People Want Jobs That Align With Their Social Justice Beliefs. How Can Businesses Meet Those Expectations?
To attract the talent necessary to achieve business success, companies must also pursue social justice success.
Businesses across America are in a fierce competition for talent. Labor shortages are at historic levels, and new surveys show that winning employees isn’t as simple as it once was. While salary and benefits will always be critical factors in a prospective employee’s decision, 61% of workers say that they also evaluate employers on social issues, and roughly 80% expect their company to act on matters such as racism and social justice.
These shifts have garnered significant attention from employers and HR professionals who are eager to attract and retain talent. Since the death of George Floyd and the rise of the Black Lives Matter movement, the 50 biggest companies in America have invested a combined $50 billion in combatting systemic racism and promoting diversity, equity, and inclusion. While this is a welcomed development, analyses show that these efforts don’t always—or often—yield significant results.

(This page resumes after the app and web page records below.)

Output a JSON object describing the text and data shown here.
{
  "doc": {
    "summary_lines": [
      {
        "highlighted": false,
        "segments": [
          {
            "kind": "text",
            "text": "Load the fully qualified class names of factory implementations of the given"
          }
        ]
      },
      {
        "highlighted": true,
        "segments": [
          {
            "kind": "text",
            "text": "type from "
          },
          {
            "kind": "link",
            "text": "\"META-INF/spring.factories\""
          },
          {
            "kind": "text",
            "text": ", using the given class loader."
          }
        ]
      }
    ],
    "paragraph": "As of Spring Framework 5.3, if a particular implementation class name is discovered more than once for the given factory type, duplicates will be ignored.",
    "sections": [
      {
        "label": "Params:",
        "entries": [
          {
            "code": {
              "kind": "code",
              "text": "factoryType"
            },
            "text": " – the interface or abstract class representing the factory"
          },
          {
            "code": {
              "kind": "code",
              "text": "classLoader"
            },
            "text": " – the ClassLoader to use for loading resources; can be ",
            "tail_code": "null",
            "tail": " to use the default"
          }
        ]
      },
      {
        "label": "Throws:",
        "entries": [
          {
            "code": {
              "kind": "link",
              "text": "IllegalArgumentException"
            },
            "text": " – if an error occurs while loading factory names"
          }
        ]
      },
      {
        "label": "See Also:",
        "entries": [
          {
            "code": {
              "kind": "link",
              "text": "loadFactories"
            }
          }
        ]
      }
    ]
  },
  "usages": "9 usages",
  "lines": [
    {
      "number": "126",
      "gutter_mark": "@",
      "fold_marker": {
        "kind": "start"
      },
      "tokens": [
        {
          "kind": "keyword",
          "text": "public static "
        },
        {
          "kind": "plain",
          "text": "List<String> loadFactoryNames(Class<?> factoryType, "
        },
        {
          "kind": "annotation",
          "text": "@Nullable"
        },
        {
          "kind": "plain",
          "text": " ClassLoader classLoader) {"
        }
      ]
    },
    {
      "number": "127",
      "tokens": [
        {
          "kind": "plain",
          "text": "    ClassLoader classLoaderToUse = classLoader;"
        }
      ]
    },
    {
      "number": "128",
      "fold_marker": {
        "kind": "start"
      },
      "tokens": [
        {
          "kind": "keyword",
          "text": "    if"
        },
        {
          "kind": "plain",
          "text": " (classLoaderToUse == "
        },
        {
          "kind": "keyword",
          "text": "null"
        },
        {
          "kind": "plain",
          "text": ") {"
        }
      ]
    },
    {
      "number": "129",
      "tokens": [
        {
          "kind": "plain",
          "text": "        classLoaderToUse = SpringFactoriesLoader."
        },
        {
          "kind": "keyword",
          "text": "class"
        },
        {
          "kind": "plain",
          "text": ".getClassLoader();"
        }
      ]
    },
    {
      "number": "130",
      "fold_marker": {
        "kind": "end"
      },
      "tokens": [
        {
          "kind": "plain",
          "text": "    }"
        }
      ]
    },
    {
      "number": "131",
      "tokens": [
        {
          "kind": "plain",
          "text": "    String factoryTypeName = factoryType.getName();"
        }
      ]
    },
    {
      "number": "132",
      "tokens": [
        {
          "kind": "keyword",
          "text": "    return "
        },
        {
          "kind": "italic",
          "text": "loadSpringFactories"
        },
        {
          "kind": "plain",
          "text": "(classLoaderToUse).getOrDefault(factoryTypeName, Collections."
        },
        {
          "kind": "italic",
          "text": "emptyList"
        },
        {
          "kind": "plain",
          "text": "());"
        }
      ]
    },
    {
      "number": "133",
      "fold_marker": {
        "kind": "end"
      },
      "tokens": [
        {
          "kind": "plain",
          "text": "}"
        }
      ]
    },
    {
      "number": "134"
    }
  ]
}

As employers seek to fulfill their newfound responsibility to lead on social justice, they are realizing that it is not enough to pay lip service or throw money at problems. They need to prove authenticity to employees by working earnestly to bring about lasting change in their communities. Their ability to do so is more than just a matter of PR; it is critical to the survival of their business.
Every company, even the smallest of small businesses, must start with an understanding that they have incredible power to affect change, particularly on the personal and community levels. I have spent much of my career as an advocate for formerly incarcerated individuals, and I can tell you that employers have as much power as governments to spread hope. The movement to hire more formerly incarcerated individuals, which is supported by corporate titans such as Jamie Dimon, transforms lives every day.
No company is perfect on every social justice issue, but all have the power to improve. Some fail to hire and promote women at equitable rates. Others have an unintentional bias toward LGBTQ+, Hispanic, Asian, or Black individuals. Virtually every business, in one way or another, falls short of its social justice potential, and that’s ok. What matters is the desire to improve.
I have the joy of working with organizations on exactly that: Moving closer to realizing their social justice potential. Below are three steps I recommend for any company seeking to embark on this increasingly important journey.
1. Conduct a social justice audit
Changing your company’s culture requires self-reflection. A company must begin with a social justice audit, which involves assembling a committee of employees and stakeholders to evaluate their company on key social justice metrics. The goal of the audit is not to point fingers or lay blame, but rather to assess organizational strengths and weaknesses, identify priorities, set goals, develop a strategic action plan, and establish metrics for evaluating progress over time.
Without a goal, it is impossible to score. Likewise, without a sound roadmap of how to move from where you are to where you want to go, it is impossible to make progress on social justice. An audit provides that roadmap.
2. Training and workshops
Once an audit has revealed areas in need of improvement, a company should empower its employees with the training and insights necessary to create cultural change. For example, a company might develop an interactive workshop focused on managing a culturally diverse team or addressing bias around sexual orientation and gender identity. Another company may teach its HR professionals best practices for recruiting qualified candidates of different genders, races, or cultural backgrounds.
These training sessions and workshops should be customized to the needs of the organization as revealed by their audit, and should be engaging for adult learners. While they can be conducted by existing leaders within a company, many find it useful to bring in an outside consultant who can offer a fresh perspective and professional training programs.
3. Community engagement
Once a company has looked inward and begun the process of improvement, it must look outward into its community. Businesses must design and launch social justice events and projects aimed at leveraging organizational strengths to address issues of inequality.
For example, a community bank might sponsor a social justice-themed exhibit featuring a group of culturally diverse entrepreneurs. A local tech company might organize a social media takeover inviting employees to share civic engagement experiences, opportunities and events. A community hospital might sponsor a series of activities dedicated to improving healthcare outcomes for transgender individuals.
Whatever they do, companies must never underestimate their responsibility, as perceived by employees and the public, to affect change in the world around them. Globally, the majority of citizens (60%) say businesses have a critical role to play in overcoming societal challenges.
There is no one-size-fits-all approach to corporate social justice, but the three broad practices above apply to any business looking to improve. Companies (and all organizations) must look inward with honesty and openness, assess their strengths and weaknesses, provide the training and resources necessary to empower employees, engage authentically with their communities, and continually reassess their progress.
If they do, they will be on their way to achieving their social justice goals—and attracting the talent necessary to achieve their business goals, too.